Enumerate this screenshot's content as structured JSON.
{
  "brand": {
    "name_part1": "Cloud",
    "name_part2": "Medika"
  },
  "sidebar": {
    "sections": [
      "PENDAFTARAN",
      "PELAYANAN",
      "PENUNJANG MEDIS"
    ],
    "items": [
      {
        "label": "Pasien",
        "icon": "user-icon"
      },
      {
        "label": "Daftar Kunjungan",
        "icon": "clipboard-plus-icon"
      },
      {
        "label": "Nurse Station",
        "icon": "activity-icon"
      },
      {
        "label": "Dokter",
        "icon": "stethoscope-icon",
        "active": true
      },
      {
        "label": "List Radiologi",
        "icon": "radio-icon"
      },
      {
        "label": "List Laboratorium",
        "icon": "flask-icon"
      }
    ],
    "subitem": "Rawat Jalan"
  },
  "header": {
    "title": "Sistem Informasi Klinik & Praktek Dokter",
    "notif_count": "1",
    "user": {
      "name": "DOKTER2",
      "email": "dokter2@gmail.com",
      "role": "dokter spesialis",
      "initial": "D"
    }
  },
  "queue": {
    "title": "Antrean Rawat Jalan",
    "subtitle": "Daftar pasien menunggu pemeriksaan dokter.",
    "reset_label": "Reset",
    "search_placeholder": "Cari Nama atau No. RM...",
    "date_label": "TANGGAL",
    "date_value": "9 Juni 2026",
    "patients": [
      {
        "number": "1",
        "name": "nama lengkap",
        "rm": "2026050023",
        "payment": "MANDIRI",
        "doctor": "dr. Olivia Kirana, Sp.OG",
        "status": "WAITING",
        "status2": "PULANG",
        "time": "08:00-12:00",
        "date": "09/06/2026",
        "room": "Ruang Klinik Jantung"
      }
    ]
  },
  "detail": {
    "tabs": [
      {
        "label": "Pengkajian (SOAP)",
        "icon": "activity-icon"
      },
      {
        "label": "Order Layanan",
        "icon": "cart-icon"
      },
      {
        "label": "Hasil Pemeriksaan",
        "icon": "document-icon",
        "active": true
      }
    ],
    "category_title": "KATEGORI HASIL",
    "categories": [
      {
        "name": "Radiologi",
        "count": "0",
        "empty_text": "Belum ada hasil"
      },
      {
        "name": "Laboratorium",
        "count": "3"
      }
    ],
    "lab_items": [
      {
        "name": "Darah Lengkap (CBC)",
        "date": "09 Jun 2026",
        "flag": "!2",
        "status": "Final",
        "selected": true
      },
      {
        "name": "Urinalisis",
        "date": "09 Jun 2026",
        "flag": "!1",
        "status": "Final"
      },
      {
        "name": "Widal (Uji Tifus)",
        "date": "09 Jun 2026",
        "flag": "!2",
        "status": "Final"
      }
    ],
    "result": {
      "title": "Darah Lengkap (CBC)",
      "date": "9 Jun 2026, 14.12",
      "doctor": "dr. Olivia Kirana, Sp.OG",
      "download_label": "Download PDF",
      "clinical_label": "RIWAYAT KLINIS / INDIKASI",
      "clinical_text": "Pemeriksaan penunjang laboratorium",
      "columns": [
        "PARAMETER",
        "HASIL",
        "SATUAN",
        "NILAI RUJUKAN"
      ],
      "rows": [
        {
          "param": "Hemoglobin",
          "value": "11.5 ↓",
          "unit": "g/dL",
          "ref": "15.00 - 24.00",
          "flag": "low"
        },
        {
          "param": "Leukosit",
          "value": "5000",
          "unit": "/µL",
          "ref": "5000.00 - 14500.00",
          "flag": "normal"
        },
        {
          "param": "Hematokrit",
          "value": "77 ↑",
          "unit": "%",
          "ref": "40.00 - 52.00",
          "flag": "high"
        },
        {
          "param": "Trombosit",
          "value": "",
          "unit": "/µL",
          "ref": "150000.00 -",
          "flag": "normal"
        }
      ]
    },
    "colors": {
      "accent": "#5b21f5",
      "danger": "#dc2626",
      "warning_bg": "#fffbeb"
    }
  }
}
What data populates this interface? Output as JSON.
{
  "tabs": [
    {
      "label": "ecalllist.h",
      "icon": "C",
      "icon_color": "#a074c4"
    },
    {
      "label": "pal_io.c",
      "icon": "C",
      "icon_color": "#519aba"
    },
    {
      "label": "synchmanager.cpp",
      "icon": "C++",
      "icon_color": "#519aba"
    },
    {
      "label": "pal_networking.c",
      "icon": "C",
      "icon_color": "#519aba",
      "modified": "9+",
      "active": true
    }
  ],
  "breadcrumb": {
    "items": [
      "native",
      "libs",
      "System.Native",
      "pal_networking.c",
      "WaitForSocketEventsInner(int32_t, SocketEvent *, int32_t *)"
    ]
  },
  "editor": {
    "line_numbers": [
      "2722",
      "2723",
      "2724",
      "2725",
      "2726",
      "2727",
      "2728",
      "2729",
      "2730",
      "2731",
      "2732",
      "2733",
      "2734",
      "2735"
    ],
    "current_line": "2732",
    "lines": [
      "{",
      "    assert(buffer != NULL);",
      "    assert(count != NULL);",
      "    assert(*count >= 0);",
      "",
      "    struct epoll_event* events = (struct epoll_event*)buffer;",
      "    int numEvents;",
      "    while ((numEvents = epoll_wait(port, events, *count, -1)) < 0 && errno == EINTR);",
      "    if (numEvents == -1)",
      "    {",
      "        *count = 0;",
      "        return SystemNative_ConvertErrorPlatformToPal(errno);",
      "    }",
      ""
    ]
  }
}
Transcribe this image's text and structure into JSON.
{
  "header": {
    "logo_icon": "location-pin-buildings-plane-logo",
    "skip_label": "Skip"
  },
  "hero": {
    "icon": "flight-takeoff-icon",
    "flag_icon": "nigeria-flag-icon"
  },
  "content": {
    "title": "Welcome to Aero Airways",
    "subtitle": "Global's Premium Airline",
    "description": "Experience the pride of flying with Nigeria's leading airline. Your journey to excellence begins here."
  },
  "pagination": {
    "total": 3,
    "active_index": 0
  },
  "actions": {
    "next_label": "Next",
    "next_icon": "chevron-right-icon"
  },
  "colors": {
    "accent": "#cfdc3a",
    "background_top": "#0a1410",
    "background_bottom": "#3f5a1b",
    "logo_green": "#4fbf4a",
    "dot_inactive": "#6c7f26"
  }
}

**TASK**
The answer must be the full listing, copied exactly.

**RESPONSE TO THE TASK**
Enumerate this screenshot's content as structured JSON.
{
  "brand": {
    "name_part1": "Cloud",
    "name_part2": "Medika"
  },
  "sidebar": {
    "sections": [
      "PENDAFTARAN",
      "PELAYANAN",
      "PENUNJANG MEDIS"
    ],
    "items": [
      {
        "label": "Pasien",
        "icon": "user-icon"
      },
      {
        "label": "Daftar Kunjungan",
        "icon": "clipboard-plus-icon"
      },
      {
        "label": "Nurse Station",
        "icon": "activity-icon"
      },
      {
        "label": "Dokter",
        "icon": "stethoscope-icon",
        "active": true
      },
      {
        "label": "List Radiologi",
        "icon": "radio-icon"
      },
      {
        "label": "List Laboratorium",
        "icon": "flask-icon"
      }
    ],
    "subitem": "Rawat Jalan"
  },
  "header": {
    "title": "Sistem Informasi Klinik & Praktek Dokter",
    "notif_count": "1",
    "user": {
      "name": "DOKTER2",
      "email": "dokter2@gmail.com",
      "role": "dokter spesialis",
      "initial": "D"
    }
  },
  "queue": {
    "title": "Antrean Rawat Jalan",
    "subtitle": "Daftar pasien menunggu pemeriksaan dokter.",
    "reset_label": "Reset",
    "search_placeholder": "Cari Nama atau No. RM...",
    "date_label": "TANGGAL",
    "date_value": "9 Juni 2026",
    "patients": [
      {
        "number": "1",
        "name": "nama lengkap",
        "rm": "2026050023",
        "payment": "MANDIRI",
        "doctor": "dr. Olivia Kirana, Sp.OG",
        "status": "WAITING",
        "status2": "PULANG",
        "time": "08:00-12:00",
        "date": "09/06/2026",
        "room": "Ruang Klinik Jantung"
      }
    ]
  },
  "detail": {
    "tabs": [
      {
        "label": "Pengkajian (SOAP)",
        "icon": "activity-icon"
      },
      {
        "label": "Order Layanan",
        "icon": "cart-icon"
      },
      {
        "label": "Hasil Pemeriksaan",
        "icon": "document-icon",
        "active": true
      }
    ],
    "category_title": "KATEGORI HASIL",
    "categories": [
      {
        "name": "Radiologi",
        "count": "0",
        "empty_text": "Belum ada hasil"
      },
      {
        "name": "Laboratorium",
        "count": "3"
      }
    ],
    "lab_items": [
      {
        "name": "Darah Lengkap (CBC)",
        "date": "09 Jun 2026",
        "flag": "!2",
        "status": "Final",
        "selected": true
      },
      {
        "name": "Urinalisis",
        "date": "09 Jun 2026",
        "flag": "!1",
        "status": "Final"
      },
      {
        "name": "Widal (Uji Tifus)",
        "date": "09 Jun 2026",
        "flag": "!2",
        "status": "Final"
      }
    ],
    "result": {
      "title": "Darah Lengkap (CBC)",
      "date": "9 Jun 2026, 14.12",
      "doctor": "dr. Olivia Kirana, Sp.OG",
      "download_label": "Download PDF",
      "clinical_label": "RIWAYAT KLINIS / INDIKASI",
      "clinical_text": "Pemeriksaan penunjang laboratorium",
      "columns": [
        "PARAMETER",
        "HASIL",
        "SATUAN",
        "NILAI RUJUKAN"
      ],
      "rows": [
        {
          "param": "Hemoglobin",
          "value": "11.5 ↓",
          "unit": "g/dL",
          "ref": "15.00 - 24.00",
          "flag": "low"
        },
        {
          "param": "Leukosit",
          "value": "5000",
          "unit": "/µL",
          "ref": "5000.00 - 14500.00",
          "flag": "normal"
        },
        {
          "param": "Hematokrit",
          "value": "77 ↑",
          "unit": "%",
          "ref": "40.00 - 52.00",
          "flag": "high"
        },
        {
          "param": "Trombosit",
          "value": "",
          "unit": "/µL",
          "ref": "150000.00 -",
          "flag": "normal"
        }
      ]
    },
    "colors": {
      "accent": "#5b21f5",
      "danger": "#dc2626",
      "warning_bg": "#fffbeb"
    }
  }
}
What data populates this interface? Output as JSON.
{
  "tabs": [
    {
      "label": "ecalllist.h",
      "icon": "C",
      "icon_color": "#a074c4"
    },
    {
      "label": "pal_io.c",
      "icon": "C",
      "icon_color": "#519aba"
    },
    {
      "label": "synchmanager.cpp",
      "icon": "C++",
      "icon_color": "#519aba"
    },
    {
      "label": "pal_networking.c",
      "icon": "C",
      "icon_color": "#519aba",
      "modified": "9+",
      "active": true
    }
  ],
  "breadcrumb": {
    "items": [
      "native",
      "libs",
      "System.Native",
      "pal_networking.c",
      "WaitForSocketEventsInner(int32_t, SocketEvent *, int32_t *)"
    ]
  },
  "editor": {
    "line_numbers": [
      "2722",
      "2723",
      "2724",
      "2725",
      "2726",
      "2727",
      "2728",
      "2729",
      "2730",
      "2731",
      "2732",
      "2733",
      "2734",
      "2735"
    ],
    "current_line": "2732",
    "lines": [
      "{",
      "    assert(buffer != NULL);",
      "    assert(count != NULL);",
      "    assert(*count >= 0);",
      "",
      "    struct epoll_event* events = (struct epoll_event*)buffer;",
      "    int numEvents;",
      "    while ((numEvents = epoll_wait(port, events, *count, -1)) < 0 && errno == EINTR);",
      "    if (numEvents == -1)",
      "    {",
      "        *count = 0;",
      "        return SystemNative_ConvertErrorPlatformToPal(errno);",
      "    }",
      ""
    ]
  }
}
Transcribe this image's text and structure into JSON.
{
  "header": {
    "logo_icon": "location-pin-buildings-plane-logo",
    "skip_label": "Skip"
  },
  "hero": {
    "icon": "flight-takeoff-icon",
    "flag_icon": "nigeria-flag-icon"
  },
  "content": {
    "title": "Welcome to Aero Airways",
    "subtitle": "Global's Premium Airline",
    "description": "Experience the pride of flying with Nigeria's leading airline. Your journey to excellence begins here."
  },
  "pagination": {
    "total": 3,
    "active_index": 0
  },
  "actions": {
    "next_label": "Next",
    "next_icon": "chevron-right-icon"
  },
  "colors": {
    "accent": "#cfdc3a",
    "background_top": "#0a1410",
    "background_bottom": "#3f5a1b",
    "logo_green": "#4fbf4a",
    "dot_inactive": "#6c7f26"
  }
}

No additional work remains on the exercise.